Jeers: This just in — the primary causes of car collisions are speeding and following too closely. That likely won't come as a surprise, yet it is relevant in the wake of a study released by Allstate. Looking at data from the nation's 200 largest cities, the insurance company revealed that Vancouver ranks 82nd in its America's Best Drivers Report. Not great, but not bad. Until you consider that Vancouver was No. 67 a year ago.

Based on last year's rates, drivers here average one accident every 9.5 years. That's certainly better than Washington, D.C., where the rate of one accident every 4.8 years is last among all cities. But it's not quite as good as Eugene, Ore. which stands as the 10th best. So, when in doubt, slow down just a little and back off just a bit from that car in front of you. We're guessing Vancouver could do better in these rankings.

Cheers: The widespread impact of drug addiction was poignantly represented this week by a gathering of recovering addicts along the sides of the Interstate 5 Bridge. Celebrating its 12th year, the Hands Across the Bridge event brought together thousands of people who every day are celebrating sobriety.

Recovery is an ongoing process, and it's one that touches the lives of not only addicts, but their friends and family members. Bringing together so many people who have similar stories is an inspirational and meaningful event that can serve as a source of strength for those who are trying to better their lives.

Jeers: It's no secret that when times get tough economically, teens are among the hardest-hit groups. Still, the numbers regarding teen unemployment are disturbing. In 1999, slightly more than 52 percent nationally of those aged 16 to 19 worked a summer job; this year, that number was at 32 percent, the fourth year in a row the percentage has been near record lows.

There's no easy solution for this difficulty. Even as the economy overall has shown some signs of progress, teens have been slow to reap the benefits. As one report suggested, this current generation of teenagers could be "economically stunted" in ways that will impact them for decades.

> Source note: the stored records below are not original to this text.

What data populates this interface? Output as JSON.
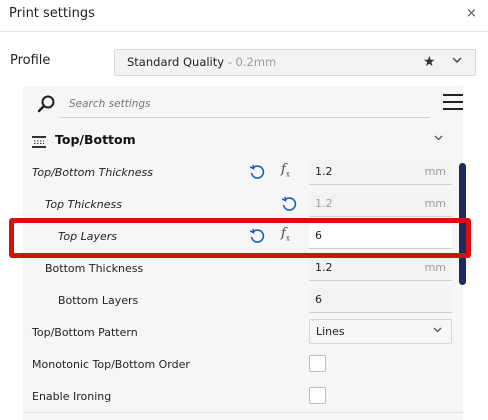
{
  "window": {
    "title": "Print settings",
    "close_glyph": "×"
  },
  "profile": {
    "label": "Profile",
    "name": "Standard Quality",
    "quality": " - 0.2mm",
    "favorite_icon": "star-icon",
    "dropdown_icon": "chevron-down-icon"
  },
  "search": {
    "placeholder": "Search settings",
    "icon": "search-icon",
    "menu_icon": "hamburger-menu-icon"
  },
  "category": {
    "title": "Top/Bottom",
    "icon": "top-bottom-category-icon",
    "collapse_glyph": "⌄"
  },
  "fx_label": "f",
  "fx_sub": "x",
  "rows": [
    {
      "label": "Top/Bottom Thickness",
      "value": "1.2",
      "unit": "mm"
    },
    {
      "label": "Top Thickness",
      "value": "1.2",
      "unit": "mm"
    },
    {
      "label": "Top Layers",
      "value": "6",
      "unit": ""
    },
    {
      "label": "Bottom Thickness",
      "value": "1.2",
      "unit": "mm"
    },
    {
      "label": "Bottom Layers",
      "value": "6",
      "unit": ""
    },
    {
      "label": "Top/Bottom Pattern",
      "value": "Lines",
      "unit": ""
    },
    {
      "label": "Monotonic Top/Bottom Order",
      "value": "",
      "unit": ""
    },
    {
      "label": "Enable Ironing",
      "value": "",
      "unit": ""
    }
  ],
  "colors": {
    "highlight": "#dc0d0d",
    "scrollbar": "#1e2a63",
    "reset_icon": "#1a5fb4"
  }
}
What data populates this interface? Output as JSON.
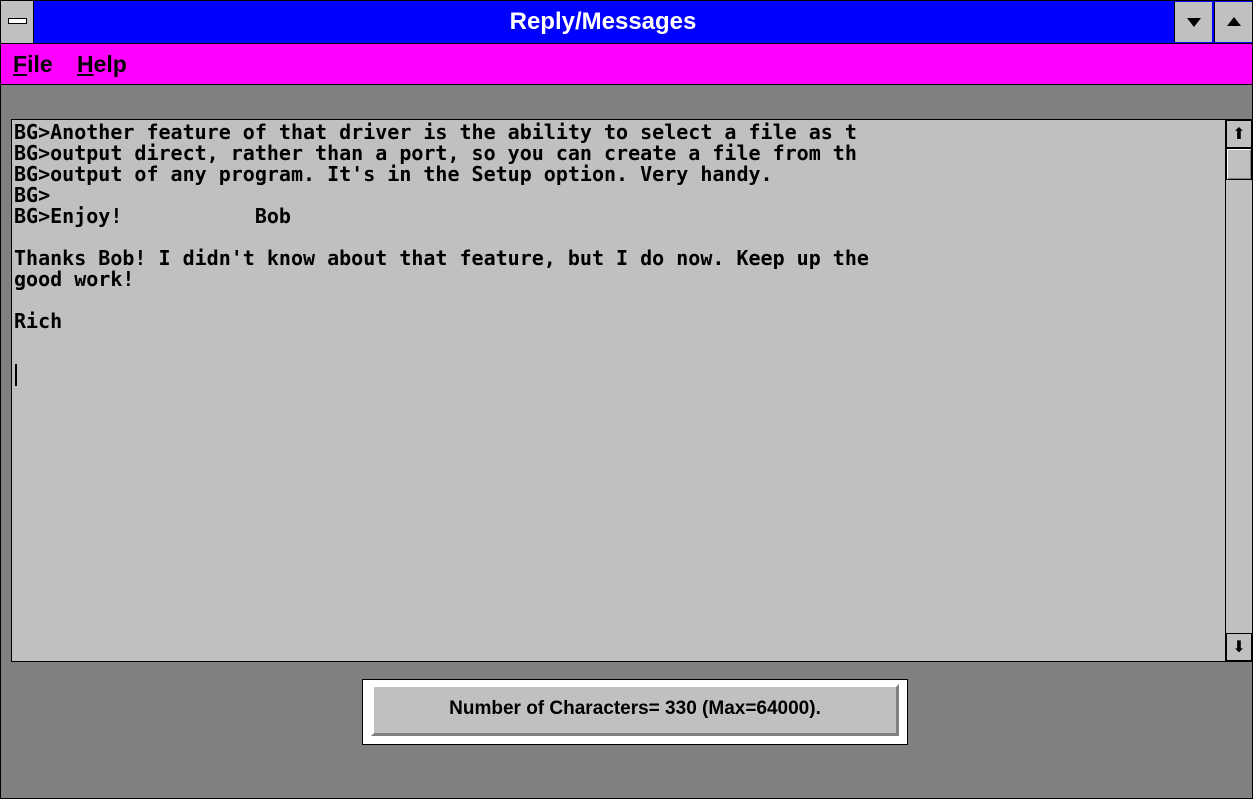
{
  "window": {
    "title": "Reply/Messages",
    "system_menu_icon": "system-menu-icon",
    "minimize_icon": "minimize-arrow-icon",
    "maximize_icon": "maximize-arrow-icon"
  },
  "menu": {
    "items": [
      {
        "mnemonic": "F",
        "rest": "ile"
      },
      {
        "mnemonic": "H",
        "rest": "elp"
      }
    ]
  },
  "editor": {
    "text": "BG>Another feature of that driver is the ability to select a file as t\nBG>output direct, rather than a port, so you can create a file from th\nBG>output of any program. It's in the Setup option. Very handy.\nBG>\nBG>Enjoy!           Bob\n\nThanks Bob! I didn't know about that feature, but I do now. Keep up the\ngood work!\n\nRich",
    "scroll_up_glyph": "⬆",
    "scroll_down_glyph": "⬇"
  },
  "status": {
    "text": "Number of Characters= 330 (Max=64000)."
  },
  "colors": {
    "title_bar": "#0000ff",
    "menu_bar": "#ff00ff",
    "window_background": "#808080",
    "editor_background": "#c0c0c0"
  }
}
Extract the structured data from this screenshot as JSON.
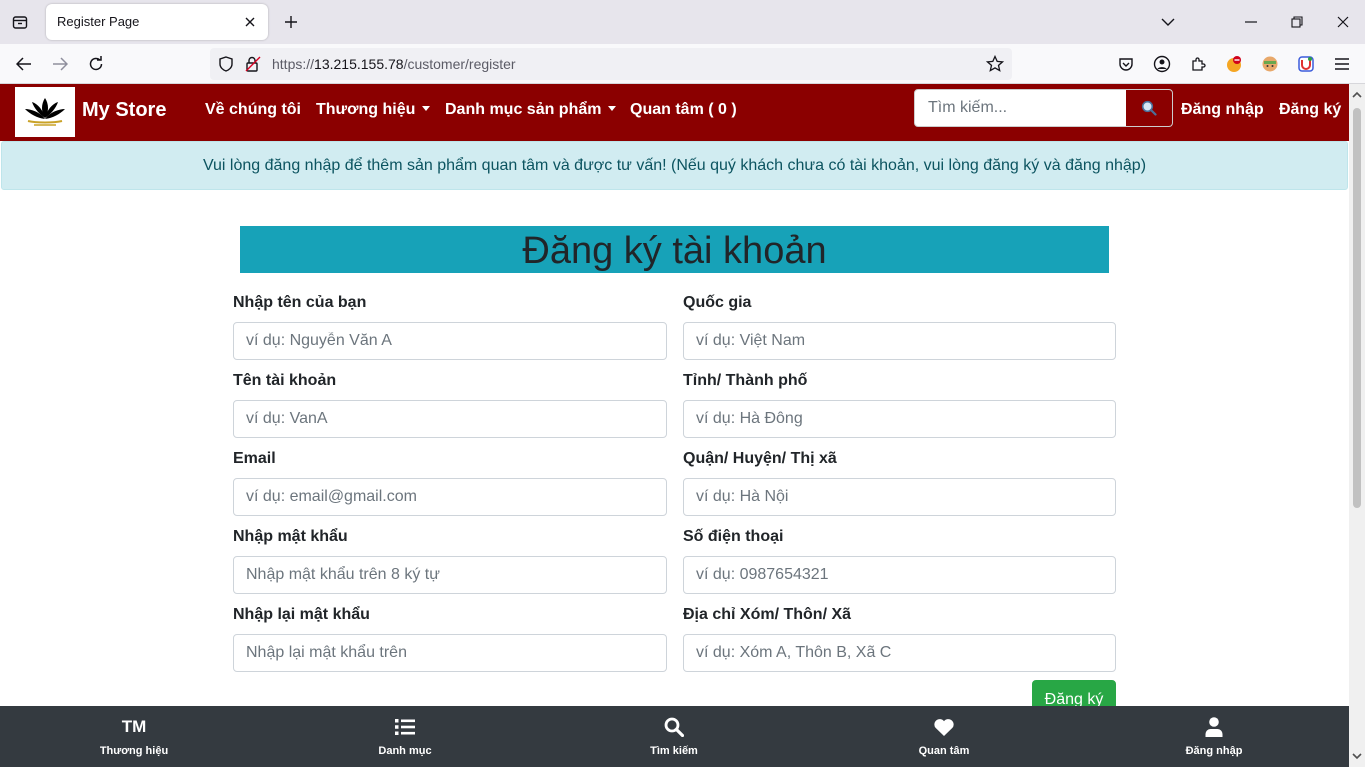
{
  "browser": {
    "tab_title": "Register Page",
    "url_prefix": "https://",
    "url_host": "13.215.155.78",
    "url_path": "/customer/register"
  },
  "site": {
    "brand": "My Store",
    "nav": {
      "about": "Về chúng tôi",
      "brands": "Thương hiệu",
      "categories": "Danh mục sản phẩm",
      "wishlist": "Quan tâm ( 0 )",
      "login": "Đăng nhập",
      "register": "Đăng ký"
    },
    "search": {
      "placeholder": "Tìm kiếm..."
    },
    "colors": {
      "nav_bg": "#8b0000",
      "title_bg": "#17a2b8",
      "submit": "#28a745",
      "bottom_bar": "#343a40"
    }
  },
  "alert": {
    "text": "Vui lòng đăng nhập để thêm sản phẩm quan tâm và được tư vấn! (Nếu quý khách chưa có tài khoản, vui lòng đăng ký và đăng nhập)"
  },
  "form": {
    "title": "Đăng ký tài khoản",
    "fields": [
      {
        "label": "Nhập tên của bạn",
        "placeholder": "ví dụ: Nguyễn Văn A"
      },
      {
        "label": "Quốc gia",
        "placeholder": "ví dụ: Việt Nam"
      },
      {
        "label": "Tên tài khoản",
        "placeholder": "ví dụ: VanA"
      },
      {
        "label": "Tỉnh/ Thành phố",
        "placeholder": "ví dụ: Hà Đông"
      },
      {
        "label": "Email",
        "placeholder": "ví dụ: email@gmail.com"
      },
      {
        "label": "Quận/ Huyện/ Thị xã",
        "placeholder": "ví dụ: Hà Nội"
      },
      {
        "label": "Nhập mật khẩu",
        "placeholder": "Nhập mật khẩu trên 8 ký tự"
      },
      {
        "label": "Số điện thoại",
        "placeholder": "ví dụ: 0987654321"
      },
      {
        "label": "Nhập lại mật khẩu",
        "placeholder": "Nhập lại mật khẩu trên"
      },
      {
        "label": "Địa chỉ Xóm/ Thôn/ Xã",
        "placeholder": "ví dụ: Xóm A, Thôn B, Xã C"
      }
    ],
    "submit": "Đăng ký"
  },
  "bottom_nav": {
    "brand_icon_text": "TM",
    "items": [
      {
        "label": "Thương hiệu",
        "icon": "tm-icon"
      },
      {
        "label": "Danh mục",
        "icon": "list-icon"
      },
      {
        "label": "Tìm kiếm",
        "icon": "search-icon"
      },
      {
        "label": "Quan tâm",
        "icon": "heart-icon"
      },
      {
        "label": "Đăng nhập",
        "icon": "user-icon"
      }
    ]
  }
}
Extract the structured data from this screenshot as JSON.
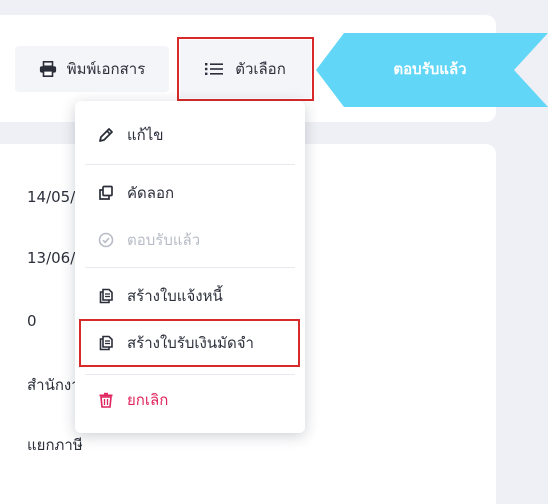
{
  "toolbar": {
    "print_label": "พิมพ์เอกสาร",
    "options_label": "ตัวเลือก",
    "status_label": "ตอบรับแล้ว"
  },
  "details": {
    "values": [
      "14/05/",
      "13/06/",
      "0",
      "สำนักงา",
      "แยกภาษี"
    ]
  },
  "menu": {
    "items": [
      {
        "label": "แก้ไข",
        "icon": "pencil-icon",
        "state": "normal"
      },
      {
        "label": "คัดลอก",
        "icon": "copy-icon",
        "state": "normal"
      },
      {
        "label": "ตอบรับแล้ว",
        "icon": "check-circle-icon",
        "state": "disabled"
      },
      {
        "label": "สร้างใบแจ้งหนี้",
        "icon": "document-icon",
        "state": "normal"
      },
      {
        "label": "สร้างใบรับเงินมัดจำ",
        "icon": "document-icon",
        "state": "normal"
      },
      {
        "label": "ยกเลิก",
        "icon": "trash-icon",
        "state": "danger"
      }
    ]
  },
  "colors": {
    "status_bg": "#62d6f7",
    "highlight": "#d72a2a",
    "danger": "#e0245e",
    "disabled": "#b8bcc6"
  }
}
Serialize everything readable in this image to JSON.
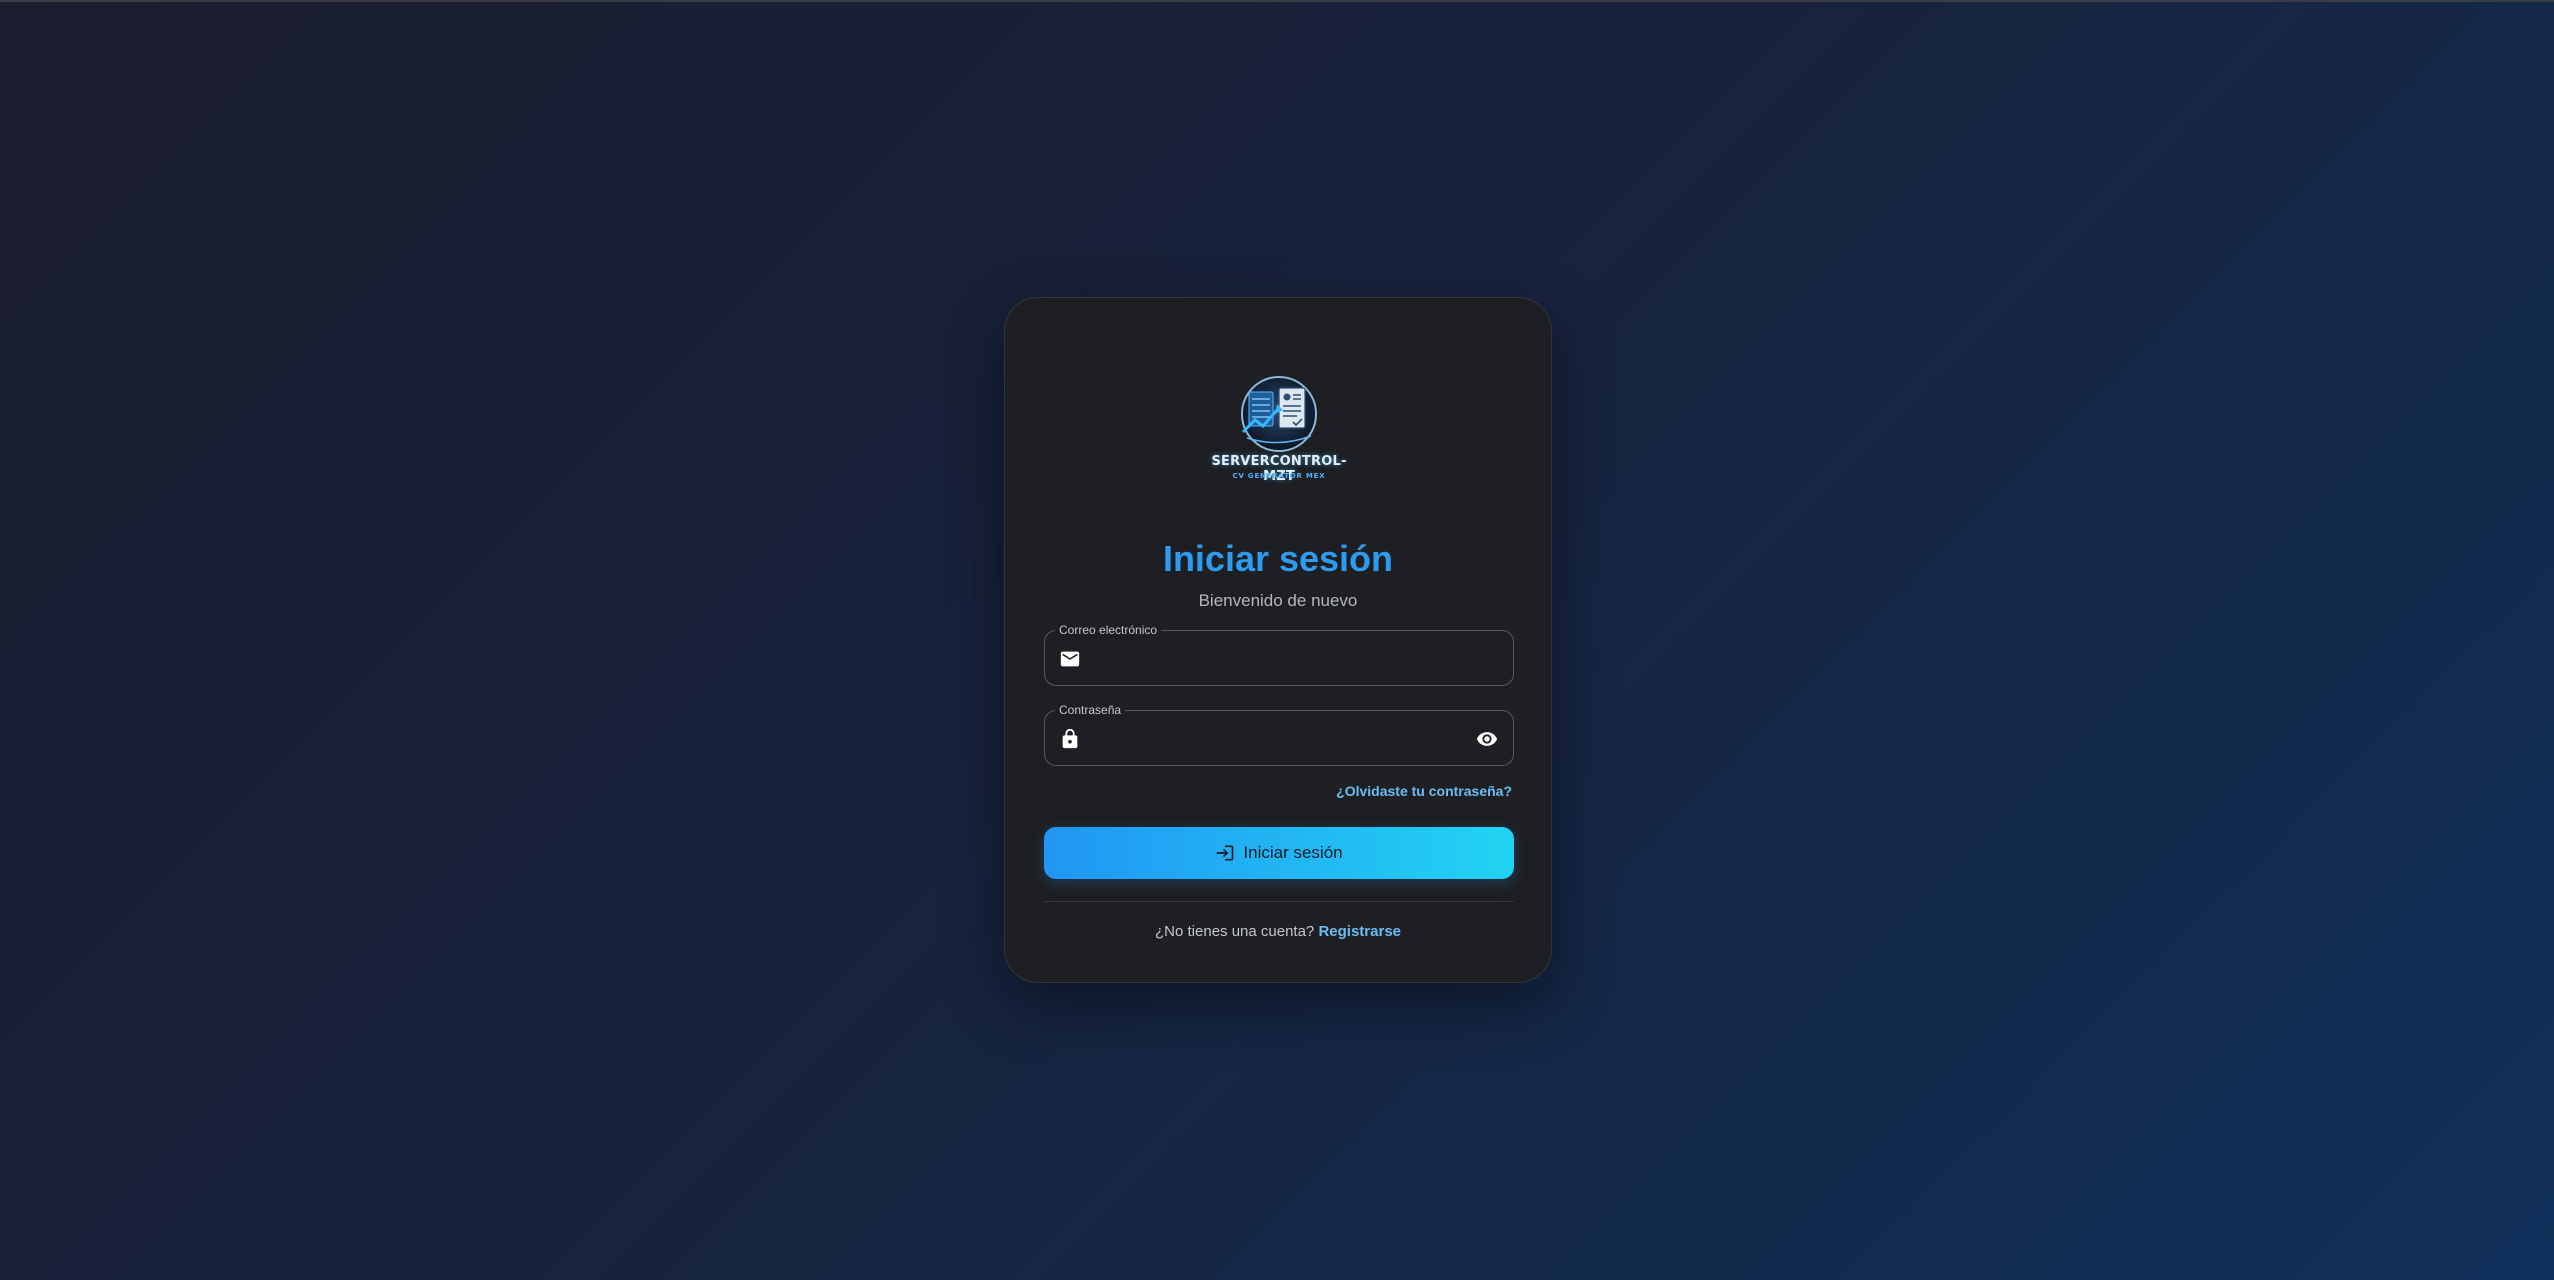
{
  "logo": {
    "brand_name": "SERVERCONTROL-MZT",
    "brand_sub": "CV GENERATOR MEX"
  },
  "login": {
    "title": "Iniciar sesión",
    "subtitle": "Bienvenido de nuevo",
    "email": {
      "label": "Correo electrónico",
      "value": "",
      "icon": "mail-icon"
    },
    "password": {
      "label": "Contraseña",
      "value": "",
      "icon": "lock-icon",
      "toggle_icon": "eye-icon"
    },
    "forgot_password": "¿Olvidaste tu contraseña?",
    "submit_label": "Iniciar sesión",
    "submit_icon": "login-icon",
    "no_account_text": "¿No tienes una cuenta?",
    "register_link": "Registrarse"
  },
  "colors": {
    "accent": "#2d9bf0",
    "button_gradient_start": "#2196f3",
    "button_gradient_end": "#22d3f2",
    "link": "#6cbcf5",
    "card_bg": "#1e1f22"
  }
}
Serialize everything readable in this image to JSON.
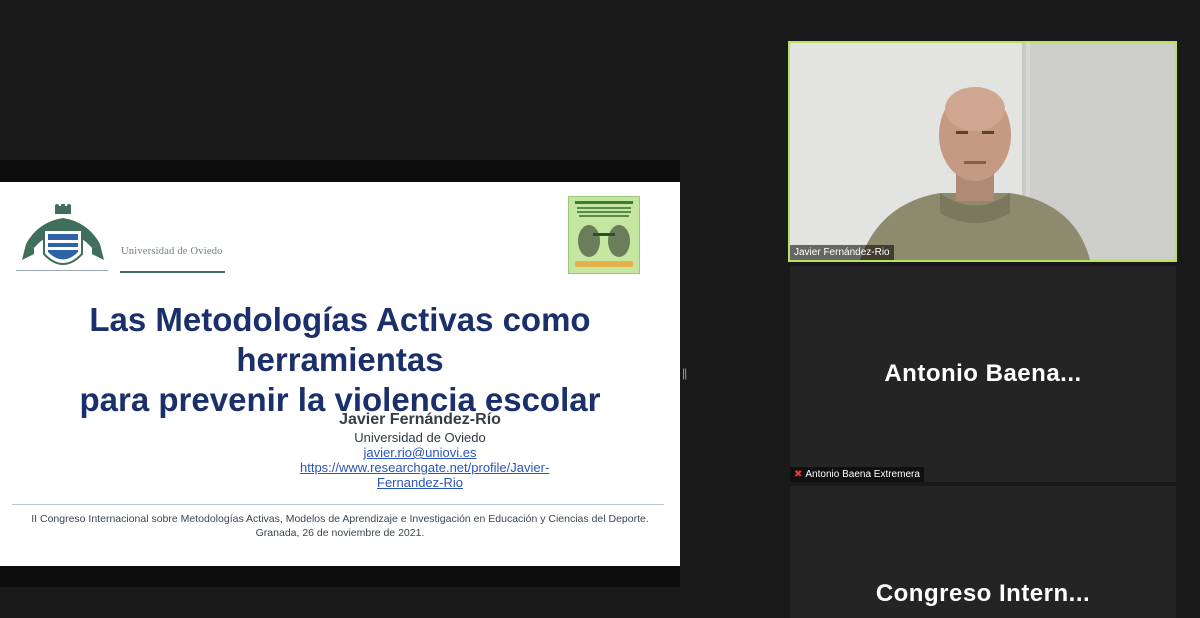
{
  "slide": {
    "university_label": "Universidad de Oviedo",
    "title_line1": "Las Metodologías Activas como herramientas",
    "title_line2": "para prevenir la violencia escolar",
    "author_name": "Javier Fernández-Río",
    "affiliation": "Universidad de Oviedo",
    "email": "javier.rio@uniovi.es",
    "url": "https://www.researchgate.net/profile/Javier-Fernandez-Rio",
    "footer_line1": "II Congreso Internacional sobre Metodologías Activas, Modelos de Aprendizaje e Investigación en Educación y Ciencias del Deporte.",
    "footer_line2": "Granada, 26 de noviembre de 2021.",
    "title_color": "#1b2f6b",
    "link_color": "#2a55b8"
  },
  "participants": {
    "speaker": {
      "name": "Javier Fernández-Rio",
      "active_border_color": "#b9e35a"
    },
    "antonio": {
      "display_name": "Antonio  Baena...",
      "label": "Antonio Baena Extremera",
      "muted": true
    },
    "congreso": {
      "display_name": "Congreso  Intern..."
    }
  }
}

Cheers: Typically, we wouldn't recognize the beginning of the National Football League season in this space. But, typically, the Seattle Seahawks are not considered among the favorites to win the Super Bowl. After reaching the conference semifinals last year, where they lost a heartbreaker to Atlanta, the Seahawks have made improvements that have the so-called experts thinking they might be the best team in the NFL.

The Seahawks open the season Sunday at Carolina. They have their first home game the following Sunday against division rival San Francisco, also considered among the favorites for the Super Bowl. A lot of things can happen between now and the Feb. 2 championship game, but it's difficult to remember a Seahawks season being greeted with so much anticipation.